Weisz does exceptional work here, delicately conveying all of Ronit’s inner conflicts as well as her long-simmering antagonism towards the discriminating community. The Oscar-winning actress can always can make stridency charming, like she did in “The Mummy” and “The Constant Gardener”, but here she subdues her emoting. The actress, who also is one of the producers of the film, knows that Ronit is not really the protagonist in the story. Rather, it’s Esti, as she is the one who brought Ronit back, and continually makes the moves on her former lover.
Nivola works wonders with his part as well, preventing Dovid from becoming an unlikable cad. His married man is neither, and just as in the 2006 book by Naomi Alderman, Dovid turns out to be a much more advanced thinker than his religion would like him to be. And despite heavily critiquing the suffocating Orthodox community, director Leio ensures that none of the supporting players come off as mustache-twirling villains. He casts each role with care, allowing for even the most bullying members to register as three-dimensional people.
And when the two women finally act upon their love in a passionate outburst in a hotel room, it is one of the most extraordinary love scenes ever captured on film.
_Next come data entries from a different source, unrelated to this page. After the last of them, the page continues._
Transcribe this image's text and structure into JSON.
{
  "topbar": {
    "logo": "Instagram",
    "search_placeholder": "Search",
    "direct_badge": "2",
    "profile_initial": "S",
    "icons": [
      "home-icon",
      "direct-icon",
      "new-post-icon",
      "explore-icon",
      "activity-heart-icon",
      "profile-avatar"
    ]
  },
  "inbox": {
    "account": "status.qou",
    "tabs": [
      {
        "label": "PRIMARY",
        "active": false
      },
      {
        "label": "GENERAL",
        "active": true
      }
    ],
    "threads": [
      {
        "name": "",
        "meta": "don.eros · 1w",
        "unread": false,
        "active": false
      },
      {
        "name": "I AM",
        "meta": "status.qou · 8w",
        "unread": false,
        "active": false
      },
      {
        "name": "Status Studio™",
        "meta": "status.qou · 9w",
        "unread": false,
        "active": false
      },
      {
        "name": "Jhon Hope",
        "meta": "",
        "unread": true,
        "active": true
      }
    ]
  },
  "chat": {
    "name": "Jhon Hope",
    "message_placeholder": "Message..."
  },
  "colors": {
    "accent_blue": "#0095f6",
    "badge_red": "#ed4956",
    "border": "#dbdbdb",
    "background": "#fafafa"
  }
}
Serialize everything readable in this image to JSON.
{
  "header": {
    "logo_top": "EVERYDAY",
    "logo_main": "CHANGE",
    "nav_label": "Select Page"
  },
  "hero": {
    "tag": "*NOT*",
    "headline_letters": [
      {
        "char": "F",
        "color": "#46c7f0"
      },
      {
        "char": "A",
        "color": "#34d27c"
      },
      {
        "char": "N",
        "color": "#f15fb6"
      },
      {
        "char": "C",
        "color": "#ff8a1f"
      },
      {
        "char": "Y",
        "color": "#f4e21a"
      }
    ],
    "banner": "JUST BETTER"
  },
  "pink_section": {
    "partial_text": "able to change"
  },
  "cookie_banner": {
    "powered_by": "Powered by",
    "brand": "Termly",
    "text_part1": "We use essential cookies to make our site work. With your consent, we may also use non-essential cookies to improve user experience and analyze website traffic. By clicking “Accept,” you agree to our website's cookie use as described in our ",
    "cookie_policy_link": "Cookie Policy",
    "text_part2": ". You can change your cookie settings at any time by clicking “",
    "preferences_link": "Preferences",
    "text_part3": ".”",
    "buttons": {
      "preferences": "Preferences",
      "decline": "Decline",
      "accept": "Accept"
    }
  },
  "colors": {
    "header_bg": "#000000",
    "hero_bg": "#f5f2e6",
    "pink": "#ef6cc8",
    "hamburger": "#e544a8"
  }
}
Honest, raw, explicit, and yet with sparse nudity, it wholly persuades that these two should be together no matter what others think. Leio unleashes the scene after the slow burn of the first two-thirds of the film and its intimacy plays like a thunderclap. All the previously muted, come-hither looks give way to roaming fingers, shared saliva, and breathless gasps of ecstasy. We’re as exhilarated as Ronit and Esti are. Not since “Blue is the Warmest Color” has there been such a heartfelt and erotic scene in a mainstream movie.
Leio’s other directorial flourishes pay off in spades as well. The look of the film is consistently drab and dreary, but in the moments of joy between the two women, he has cinematographer Danny Cohen open his camera’s aperture to let the sun literally and figuratively shine in. Leio also encouraged editor Nathan Nugent to hold on reaction shots longer than usual to show us what characters are thinking a few beats after most directors would have yelled, “Cut.” This is not a film that’s fat in any way, yet those extra seconds make all the difference in the world between good and great.
The director is turning out to be quite the storyteller of unusual love stories. Leio won the Oscar for Best Foreign Language Film in February for his Chilean transgender romance “A Fantastic Woman.” Here, Leio continues to explore how broader definitions of love are pushing the envelope in society, rightly arguing that “love is love is love.” Ronit and Esti’s connection may hurt some or offend others, but who can argue with the purity of their hearts? Such affections should always eclipse hatred and suppression, no matter where it occurs, even in as conservative a place as the tight Orthodox community in North London. Watch the trailer.